Once is fine. But this is a pattern of stupidity.

I’m almost finished reading Those Guys Have All the Fun: Inside the World of ESPN. Amongst the many controversies cited in the book is Jemele Hill’s regrettable reference to Hitler in a 2008 editorial about the NBA playoffs. In describing why she could not support the Celtics in the NBA playoffs, she wrote:

Rooting for the Celtics is like saying Hitler was a victim. It's like hoping Gorbachev would get to the blinking red button before Reagan. Deserving or not, I still hate the Celtics.

For her comments, Hill was suspended for a week without pay.

At first I felt bad for Hill, understanding how her comment, while lacking nuance, was not meant to offend. As a fan of the Detroit Pistons, she was merely pointing out that once you hate a sports team like the Celtics because of the affinity you have for your team, it is impossible to ever alter your position.

As I told a friend, it’s probably a good idea to avoid referencing Hitler in all metaphors, particularly if you are in the media.

At least to avoid Godwin’s Law.

Then I went to her Wikipedia page to see what Hill has done since the controversy.

Under the heading of Controversy was this:

In 2009, Hill was at the center of a controversy after telling Green Bay Packers fans to give Brett Favre the "Duracell treatment," implying that fans at Lambeau Field should throw batteries at the former Packer quarterback.

Later in 2009, Hill once again was reprimanded for her comments after comparing University of Kentucky Wildcats men's basketball coach John Calipari to Charles Manson.
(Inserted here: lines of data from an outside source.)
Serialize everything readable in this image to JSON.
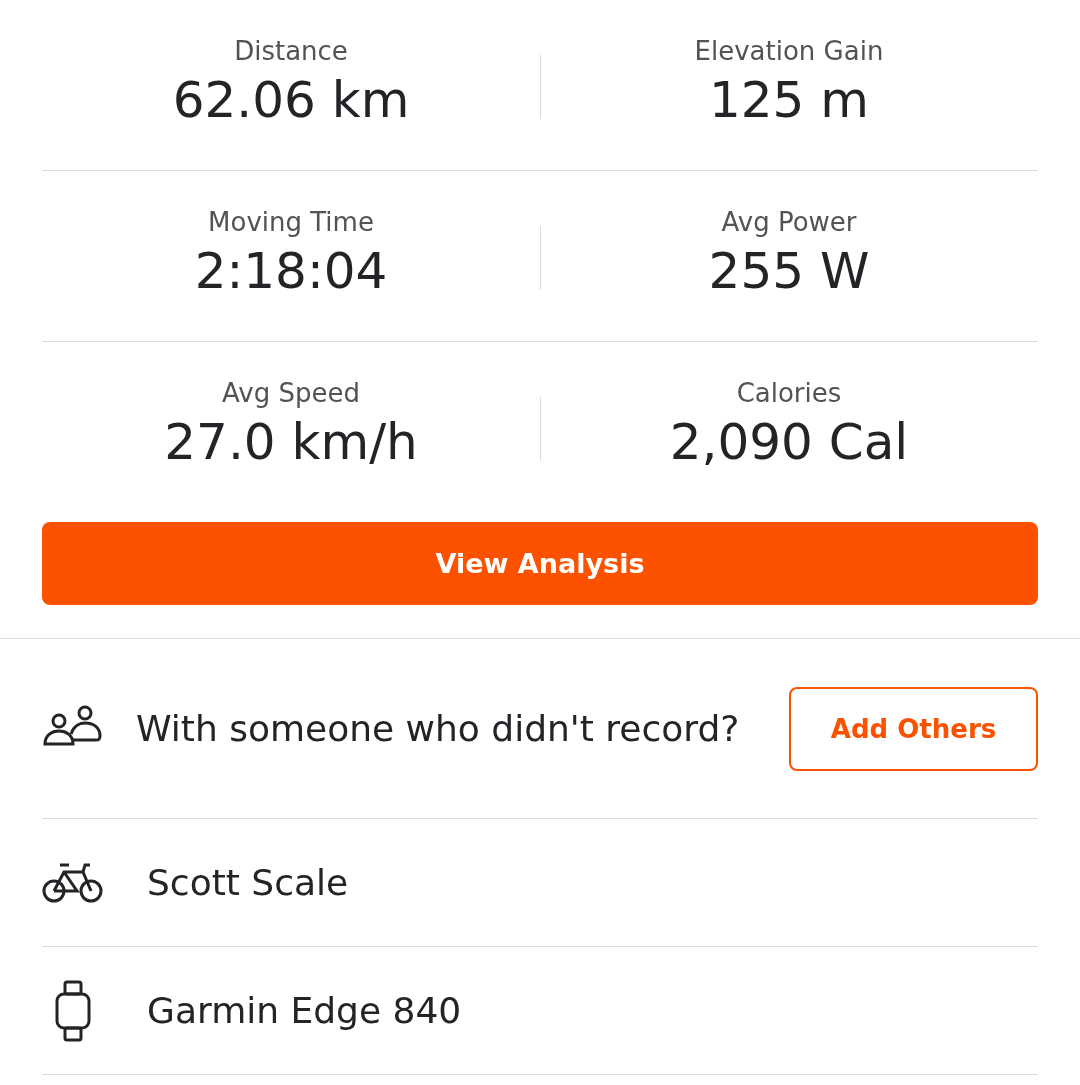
{
  "stats": [
    {
      "label": "Distance",
      "value": "62.06 km"
    },
    {
      "label": "Elevation Gain",
      "value": "125 m"
    },
    {
      "label": "Moving Time",
      "value": "2:18:04"
    },
    {
      "label": "Avg Power",
      "value": "255 W"
    },
    {
      "label": "Avg Speed",
      "value": "27.0 km/h"
    },
    {
      "label": "Calories",
      "value": "2,090 Cal"
    }
  ],
  "analysis_button": "View Analysis",
  "companions": {
    "text": "With someone who didn't record?",
    "button": "Add Others"
  },
  "details": [
    {
      "kind": "bike",
      "label": "Scott Scale"
    },
    {
      "kind": "device",
      "label": "Garmin Edge 840"
    }
  ]
}
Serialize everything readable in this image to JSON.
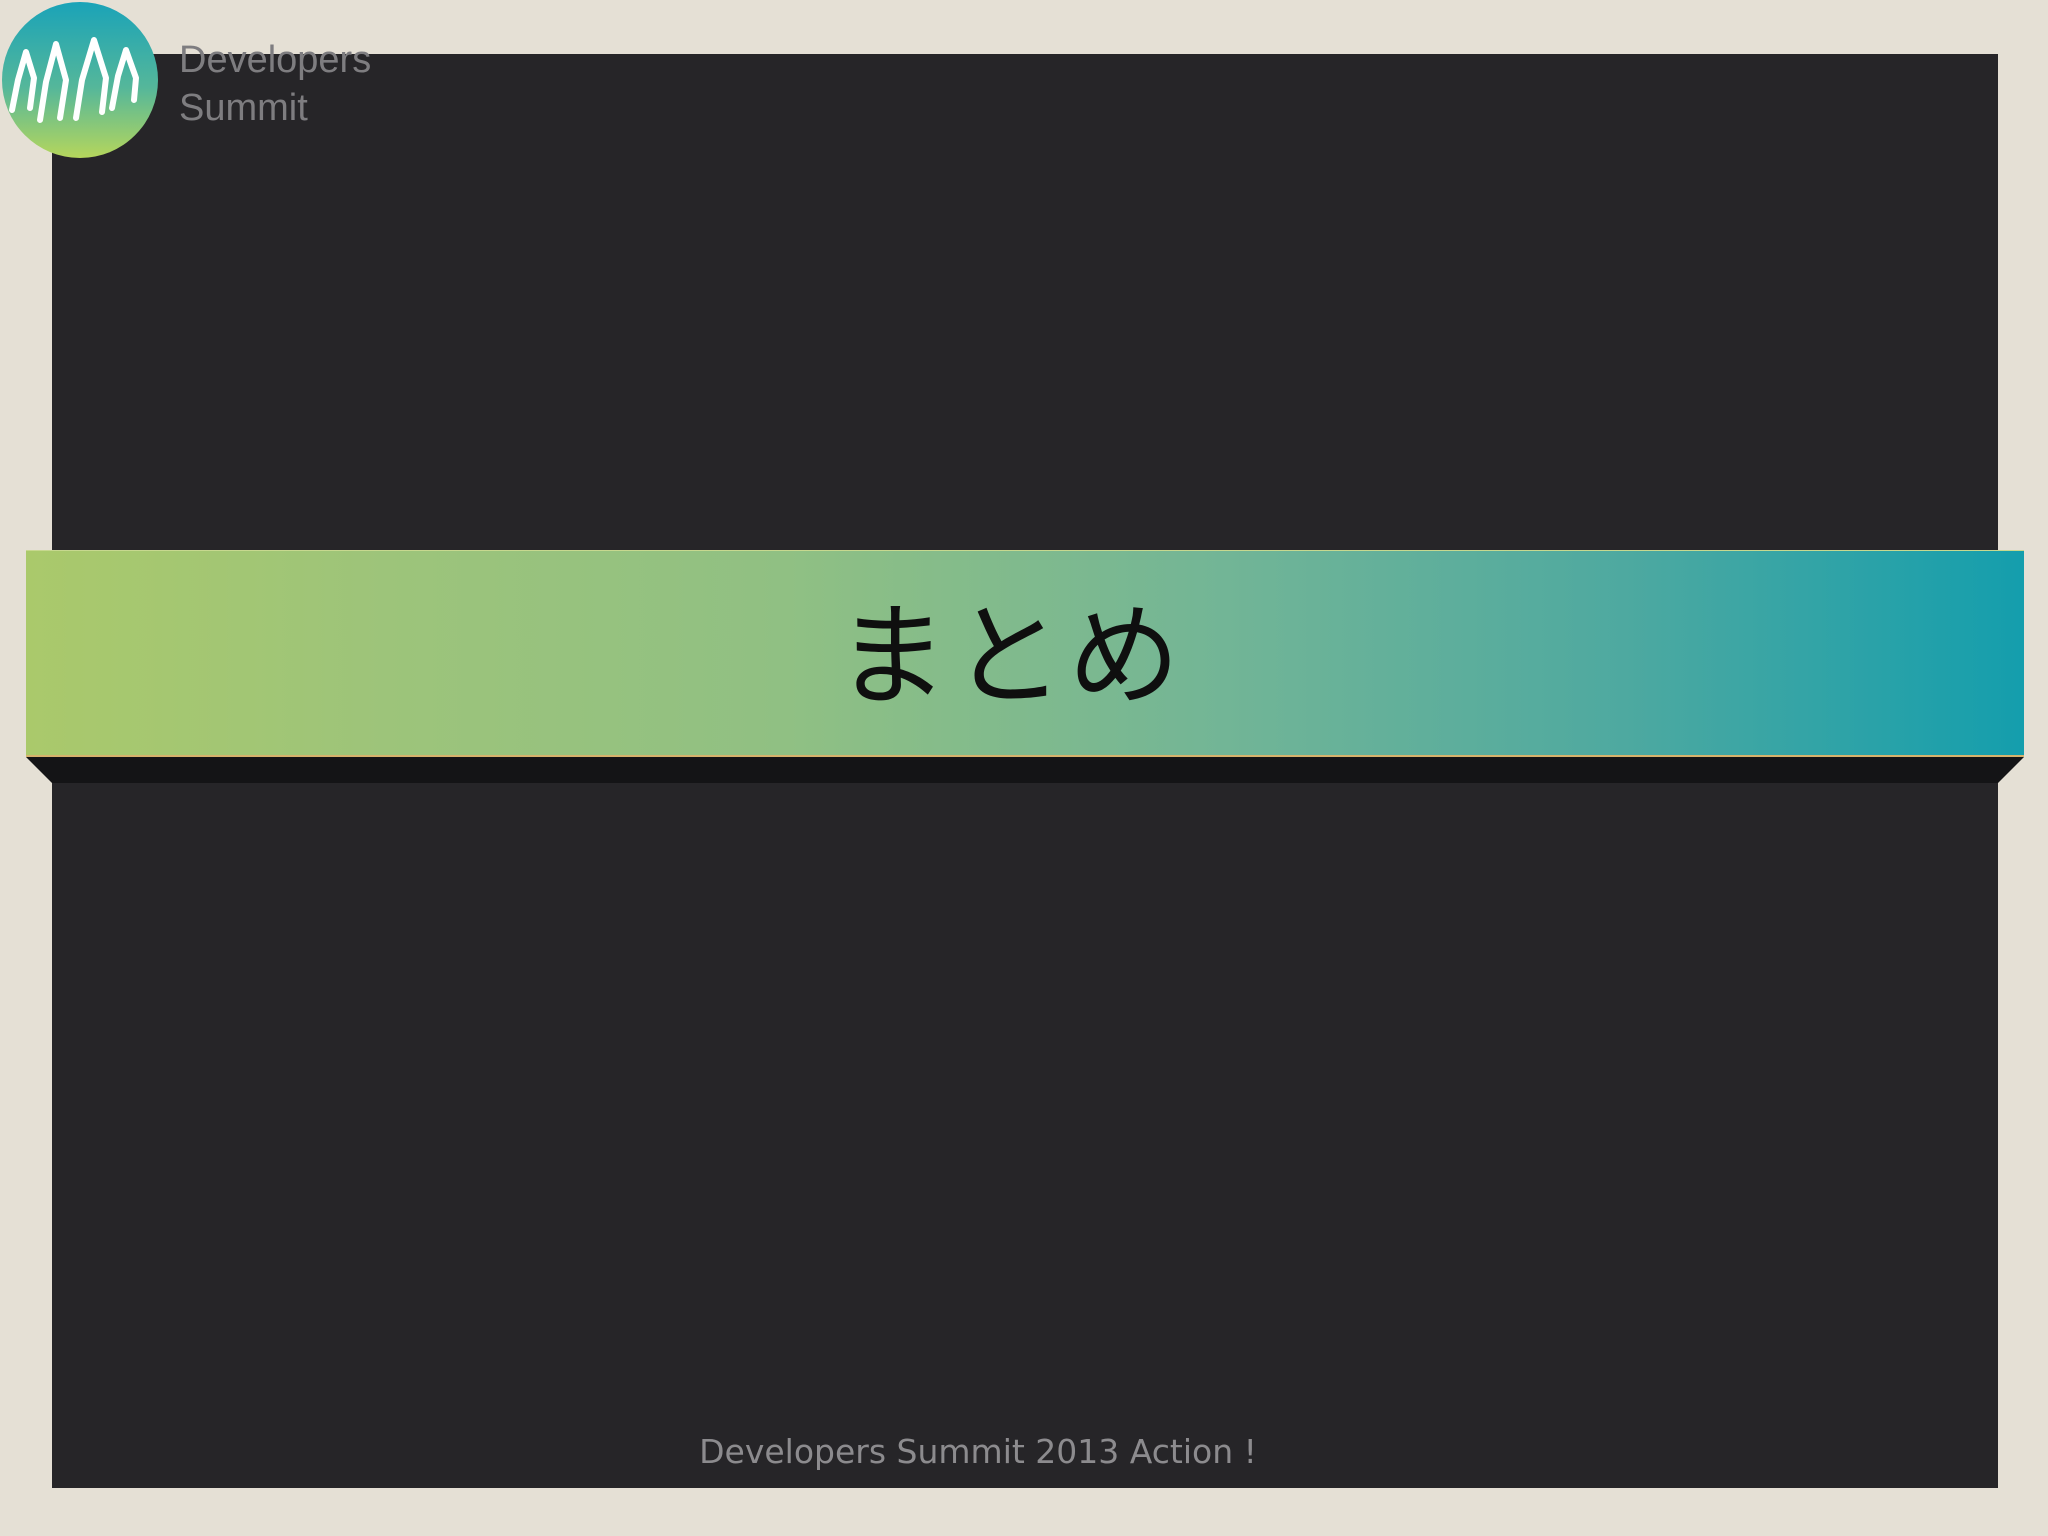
{
  "logo": {
    "icon": "developers-summit-logo-icon",
    "line1": "Developers",
    "line2": "Summit"
  },
  "banner": {
    "title": "まとめ"
  },
  "footer": {
    "text": "Developers Summit 2013 Action !"
  },
  "colors": {
    "background": "#e5e0d5",
    "panel": "#262528",
    "banner_start": "#aac96b",
    "banner_end": "#149ead",
    "logo_text": "#7e7d80",
    "footer_text": "#8c8b8e"
  }
}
She later apologized to the university.

Suddenly, I stopped feeling bad for her.

One well-intentioned miscue?  Fine.

But encouraging fans to throw batteries at an NFL quarterback?

And comparing a college basketball coach to Charles Manson?

With the thousands of resumes that ESPN receives every year, I cannot imagine why she is still with the company.